▸ WORK ITEM
Nothing in the records may change. Print them all again.
=== Section Start ===
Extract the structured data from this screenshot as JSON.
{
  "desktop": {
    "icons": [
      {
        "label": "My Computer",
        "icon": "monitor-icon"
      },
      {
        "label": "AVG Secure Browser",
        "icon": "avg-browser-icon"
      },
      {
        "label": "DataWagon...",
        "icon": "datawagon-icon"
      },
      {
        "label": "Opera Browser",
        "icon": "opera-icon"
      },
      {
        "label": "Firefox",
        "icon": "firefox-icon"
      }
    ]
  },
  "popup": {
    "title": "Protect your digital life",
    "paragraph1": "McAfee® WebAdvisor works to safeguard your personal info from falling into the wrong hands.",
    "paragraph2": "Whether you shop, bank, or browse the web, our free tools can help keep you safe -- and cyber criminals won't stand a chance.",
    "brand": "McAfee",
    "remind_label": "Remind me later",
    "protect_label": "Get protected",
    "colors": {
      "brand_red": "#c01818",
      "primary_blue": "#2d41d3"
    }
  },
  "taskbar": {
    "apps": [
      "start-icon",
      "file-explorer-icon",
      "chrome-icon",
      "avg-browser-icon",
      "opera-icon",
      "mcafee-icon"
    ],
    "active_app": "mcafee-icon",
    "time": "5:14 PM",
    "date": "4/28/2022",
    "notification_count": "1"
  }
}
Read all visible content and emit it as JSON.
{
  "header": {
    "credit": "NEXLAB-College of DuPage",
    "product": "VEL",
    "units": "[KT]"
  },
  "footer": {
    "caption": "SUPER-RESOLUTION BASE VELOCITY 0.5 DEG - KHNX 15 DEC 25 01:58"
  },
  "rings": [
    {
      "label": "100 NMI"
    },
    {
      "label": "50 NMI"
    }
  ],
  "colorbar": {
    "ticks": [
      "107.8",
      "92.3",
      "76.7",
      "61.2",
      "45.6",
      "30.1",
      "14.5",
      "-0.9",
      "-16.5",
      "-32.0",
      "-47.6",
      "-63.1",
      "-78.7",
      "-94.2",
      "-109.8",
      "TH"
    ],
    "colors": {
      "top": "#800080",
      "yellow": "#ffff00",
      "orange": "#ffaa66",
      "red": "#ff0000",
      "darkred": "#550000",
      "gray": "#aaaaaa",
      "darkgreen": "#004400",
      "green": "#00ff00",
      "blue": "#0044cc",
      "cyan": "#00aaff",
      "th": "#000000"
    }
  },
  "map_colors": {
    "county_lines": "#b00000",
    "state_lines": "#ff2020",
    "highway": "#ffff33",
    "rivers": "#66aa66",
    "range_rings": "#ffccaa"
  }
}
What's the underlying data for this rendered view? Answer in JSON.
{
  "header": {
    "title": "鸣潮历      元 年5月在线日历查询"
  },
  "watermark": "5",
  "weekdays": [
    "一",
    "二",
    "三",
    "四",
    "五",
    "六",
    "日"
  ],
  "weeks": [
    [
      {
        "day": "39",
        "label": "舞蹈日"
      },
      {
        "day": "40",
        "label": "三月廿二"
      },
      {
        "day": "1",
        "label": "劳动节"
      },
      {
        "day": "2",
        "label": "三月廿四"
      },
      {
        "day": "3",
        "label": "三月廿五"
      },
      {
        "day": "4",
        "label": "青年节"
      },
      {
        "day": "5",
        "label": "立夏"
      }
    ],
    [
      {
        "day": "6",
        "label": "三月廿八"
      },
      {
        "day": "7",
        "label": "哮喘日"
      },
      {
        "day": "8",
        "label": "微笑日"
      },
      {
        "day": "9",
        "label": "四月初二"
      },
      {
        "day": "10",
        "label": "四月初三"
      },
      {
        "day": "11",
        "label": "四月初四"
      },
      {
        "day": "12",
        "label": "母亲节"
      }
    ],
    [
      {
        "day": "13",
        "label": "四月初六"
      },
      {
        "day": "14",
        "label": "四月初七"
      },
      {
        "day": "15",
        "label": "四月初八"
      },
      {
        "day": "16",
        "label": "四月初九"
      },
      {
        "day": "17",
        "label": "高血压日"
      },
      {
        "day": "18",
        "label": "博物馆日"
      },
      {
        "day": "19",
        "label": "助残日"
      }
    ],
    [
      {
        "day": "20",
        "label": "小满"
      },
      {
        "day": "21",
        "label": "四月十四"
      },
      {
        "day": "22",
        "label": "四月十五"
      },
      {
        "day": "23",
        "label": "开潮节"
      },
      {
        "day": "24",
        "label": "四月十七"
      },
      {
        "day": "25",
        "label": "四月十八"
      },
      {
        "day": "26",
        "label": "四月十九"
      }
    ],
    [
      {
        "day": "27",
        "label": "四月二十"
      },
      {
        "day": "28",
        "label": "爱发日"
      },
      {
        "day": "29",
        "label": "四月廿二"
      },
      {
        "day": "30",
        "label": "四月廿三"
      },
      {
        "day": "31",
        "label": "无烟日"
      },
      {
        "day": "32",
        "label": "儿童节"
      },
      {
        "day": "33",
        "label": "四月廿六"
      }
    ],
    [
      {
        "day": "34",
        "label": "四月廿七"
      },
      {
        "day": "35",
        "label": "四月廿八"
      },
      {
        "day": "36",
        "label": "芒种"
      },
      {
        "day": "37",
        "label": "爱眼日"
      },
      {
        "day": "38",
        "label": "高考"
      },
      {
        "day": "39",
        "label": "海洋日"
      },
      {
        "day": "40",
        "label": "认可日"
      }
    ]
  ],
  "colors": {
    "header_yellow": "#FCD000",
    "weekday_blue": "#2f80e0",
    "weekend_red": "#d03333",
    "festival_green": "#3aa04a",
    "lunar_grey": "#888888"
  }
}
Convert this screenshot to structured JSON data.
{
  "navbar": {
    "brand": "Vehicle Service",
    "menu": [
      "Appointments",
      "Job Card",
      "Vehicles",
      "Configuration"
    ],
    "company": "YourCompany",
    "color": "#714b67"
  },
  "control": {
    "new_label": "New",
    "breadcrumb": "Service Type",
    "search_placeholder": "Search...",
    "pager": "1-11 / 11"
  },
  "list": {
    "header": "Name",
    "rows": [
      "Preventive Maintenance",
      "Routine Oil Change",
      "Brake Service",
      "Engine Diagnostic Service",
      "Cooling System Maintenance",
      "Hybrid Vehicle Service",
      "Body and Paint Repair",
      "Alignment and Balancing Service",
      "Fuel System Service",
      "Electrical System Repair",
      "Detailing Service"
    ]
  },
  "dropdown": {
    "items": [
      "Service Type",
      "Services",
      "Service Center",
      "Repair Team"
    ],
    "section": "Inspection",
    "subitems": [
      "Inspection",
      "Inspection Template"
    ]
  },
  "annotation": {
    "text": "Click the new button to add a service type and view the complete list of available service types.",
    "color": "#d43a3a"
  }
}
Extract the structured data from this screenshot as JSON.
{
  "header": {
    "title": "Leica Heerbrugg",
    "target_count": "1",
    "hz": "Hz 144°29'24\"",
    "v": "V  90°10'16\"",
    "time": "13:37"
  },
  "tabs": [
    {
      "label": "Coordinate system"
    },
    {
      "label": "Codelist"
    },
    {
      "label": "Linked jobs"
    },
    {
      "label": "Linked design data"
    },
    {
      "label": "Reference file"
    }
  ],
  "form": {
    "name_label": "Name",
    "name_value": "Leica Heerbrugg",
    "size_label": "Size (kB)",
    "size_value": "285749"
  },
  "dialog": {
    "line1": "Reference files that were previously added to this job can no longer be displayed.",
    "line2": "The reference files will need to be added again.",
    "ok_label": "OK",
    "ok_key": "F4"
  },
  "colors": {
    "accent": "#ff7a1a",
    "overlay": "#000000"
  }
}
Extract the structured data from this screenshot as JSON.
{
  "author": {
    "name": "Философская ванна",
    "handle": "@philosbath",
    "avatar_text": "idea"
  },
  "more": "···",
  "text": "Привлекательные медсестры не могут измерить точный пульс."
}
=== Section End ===
▸ RESPONSE BELOW
Extract the structured data from this screenshot as JSON.
{
  "desktop": {
    "icons": [
      {
        "label": "My Computer",
        "icon": "monitor-icon"
      },
      {
        "label": "AVG Secure Browser",
        "icon": "avg-browser-icon"
      },
      {
        "label": "DataWagon...",
        "icon": "datawagon-icon"
      },
      {
        "label": "Opera Browser",
        "icon": "opera-icon"
      },
      {
        "label": "Firefox",
        "icon": "firefox-icon"
      }
    ]
  },
  "popup": {
    "title": "Protect your digital life",
    "paragraph1": "McAfee® WebAdvisor works to safeguard your personal info from falling into the wrong hands.",
    "paragraph2": "Whether you shop, bank, or browse the web, our free tools can help keep you safe -- and cyber criminals won't stand a chance.",
    "brand": "McAfee",
    "remind_label": "Remind me later",
    "protect_label": "Get protected",
    "colors": {
      "brand_red": "#c01818",
      "primary_blue": "#2d41d3"
    }
  },
  "taskbar": {
    "apps": [
      "start-icon",
      "file-explorer-icon",
      "chrome-icon",
      "avg-browser-icon",
      "opera-icon",
      "mcafee-icon"
    ],
    "active_app": "mcafee-icon",
    "time": "5:14 PM",
    "date": "4/28/2022",
    "notification_count": "1"
  }
}
Read all visible content and emit it as JSON.
{
  "header": {
    "credit": "NEXLAB-College of DuPage",
    "product": "VEL",
    "units": "[KT]"
  },
  "footer": {
    "caption": "SUPER-RESOLUTION BASE VELOCITY 0.5 DEG - KHNX 15 DEC 25 01:58"
  },
  "rings": [
    {
      "label": "100 NMI"
    },
    {
      "label": "50 NMI"
    }
  ],
  "colorbar": {
    "ticks": [
      "107.8",
      "92.3",
      "76.7",
      "61.2",
      "45.6",
      "30.1",
      "14.5",
      "-0.9",
      "-16.5",
      "-32.0",
      "-47.6",
      "-63.1",
      "-78.7",
      "-94.2",
      "-109.8",
      "TH"
    ],
    "colors": {
      "top": "#800080",
      "yellow": "#ffff00",
      "orange": "#ffaa66",
      "red": "#ff0000",
      "darkred": "#550000",
      "gray": "#aaaaaa",
      "darkgreen": "#004400",
      "green": "#00ff00",
      "blue": "#0044cc",
      "cyan": "#00aaff",
      "th": "#000000"
    }
  },
  "map_colors": {
    "county_lines": "#b00000",
    "state_lines": "#ff2020",
    "highway": "#ffff33",
    "rivers": "#66aa66",
    "range_rings": "#ffccaa"
  }
}
What's the underlying data for this rendered view? Answer in JSON.
{
  "header": {
    "title": "鸣潮历      元 年5月在线日历查询"
  },
  "watermark": "5",
  "weekdays": [
    "一",
    "二",
    "三",
    "四",
    "五",
    "六",
    "日"
  ],
  "weeks": [
    [
      {
        "day": "39",
        "label": "舞蹈日"
      },
      {
        "day": "40",
        "label": "三月廿二"
      },
      {
        "day": "1",
        "label": "劳动节"
      },
      {
        "day": "2",
        "label": "三月廿四"
      },
      {
        "day": "3",
        "label": "三月廿五"
      },
      {
        "day": "4",
        "label": "青年节"
      },
      {
        "day": "5",
        "label": "立夏"
      }
    ],
    [
      {
        "day": "6",
        "label": "三月廿八"
      },
      {
        "day": "7",
        "label": "哮喘日"
      },
      {
        "day": "8",
        "label": "微笑日"
      },
      {
        "day": "9",
        "label": "四月初二"
      },
      {
        "day": "10",
        "label": "四月初三"
      },
      {
        "day": "11",
        "label": "四月初四"
      },
      {
        "day": "12",
        "label": "母亲节"
      }
    ],
    [
      {
        "day": "13",
        "label": "四月初六"
      },
      {
        "day": "14",
        "label": "四月初七"
      },
      {
        "day": "15",
        "label": "四月初八"
      },
      {
        "day": "16",
        "label": "四月初九"
      },
      {
        "day": "17",
        "label": "高血压日"
      },
      {
        "day": "18",
        "label": "博物馆日"
      },
      {
        "day": "19",
        "label": "助残日"
      }
    ],
    [
      {
        "day": "20",
        "label": "小满"
      },
      {
        "day": "21",
        "label": "四月十四"
      },
      {
        "day": "22",
        "label": "四月十五"
      },
      {
        "day": "23",
        "label": "开潮节"
      },
      {
        "day": "24",
        "label": "四月十七"
      },
      {
        "day": "25",
        "label": "四月十八"
      },
      {
        "day": "26",
        "label": "四月十九"
      }
    ],
    [
      {
        "day": "27",
        "label": "四月二十"
      },
      {
        "day": "28",
        "label": "爱发日"
      },
      {
        "day": "29",
        "label": "四月廿二"
      },
      {
        "day": "30",
        "label": "四月廿三"
      },
      {
        "day": "31",
        "label": "无烟日"
      },
      {
        "day": "32",
        "label": "儿童节"
      },
      {
        "day": "33",
        "label": "四月廿六"
      }
    ],
    [
      {
        "day": "34",
        "label": "四月廿七"
      },
      {
        "day": "35",
        "label": "四月廿八"
      },
      {
        "day": "36",
        "label": "芒种"
      },
      {
        "day": "37",
        "label": "爱眼日"
      },
      {
        "day": "38",
        "label": "高考"
      },
      {
        "day": "39",
        "label": "海洋日"
      },
      {
        "day": "40",
        "label": "认可日"
      }
    ]
  ],
  "colors": {
    "header_yellow": "#FCD000",
    "weekday_blue": "#2f80e0",
    "weekend_red": "#d03333",
    "festival_green": "#3aa04a",
    "lunar_grey": "#888888"
  }
}
Convert this screenshot to structured JSON data.
{
  "navbar": {
    "brand": "Vehicle Service",
    "menu": [
      "Appointments",
      "Job Card",
      "Vehicles",
      "Configuration"
    ],
    "company": "YourCompany",
    "color": "#714b67"
  },
  "control": {
    "new_label": "New",
    "breadcrumb": "Service Type",
    "search_placeholder": "Search...",
    "pager": "1-11 / 11"
  },
  "list": {
    "header": "Name",
    "rows": [
      "Preventive Maintenance",
      "Routine Oil Change",
      "Brake Service",
      "Engine Diagnostic Service",
      "Cooling System Maintenance",
      "Hybrid Vehicle Service",
      "Body and Paint Repair",
      "Alignment and Balancing Service",
      "Fuel System Service",
      "Electrical System Repair",
      "Detailing Service"
    ]
  },
  "dropdown": {
    "items": [
      "Service Type",
      "Services",
      "Service Center",
      "Repair Team"
    ],
    "section": "Inspection",
    "subitems": [
      "Inspection",
      "Inspection Template"
    ]
  },
  "annotation": {
    "text": "Click the new button to add a service type and view the complete list of available service types.",
    "color": "#d43a3a"
  }
}
Extract the structured data from this screenshot as JSON.
{
  "header": {
    "title": "Leica Heerbrugg",
    "target_count": "1",
    "hz": "Hz 144°29'24\"",
    "v": "V  90°10'16\"",
    "time": "13:37"
  },
  "tabs": [
    {
      "label": "Coordinate system"
    },
    {
      "label": "Codelist"
    },
    {
      "label": "Linked jobs"
    },
    {
      "label": "Linked design data"
    },
    {
      "label": "Reference file"
    }
  ],
  "form": {
    "name_label": "Name",
    "name_value": "Leica Heerbrugg",
    "size_label": "Size (kB)",
    "size_value": "285749"
  },
  "dialog": {
    "line1": "Reference files that were previously added to this job can no longer be displayed.",
    "line2": "The reference files will need to be added again.",
    "ok_label": "OK",
    "ok_key": "F4"
  },
  "colors": {
    "accent": "#ff7a1a",
    "overlay": "#000000"
  }
}
Extract the structured data from this screenshot as JSON.
{
  "author": {
    "name": "Философская ванна",
    "handle": "@philosbath",
    "avatar_text": "idea"
  },
  "more": "···",
  "text": "Привлекательные медсестры не могут измерить точный пульс."
}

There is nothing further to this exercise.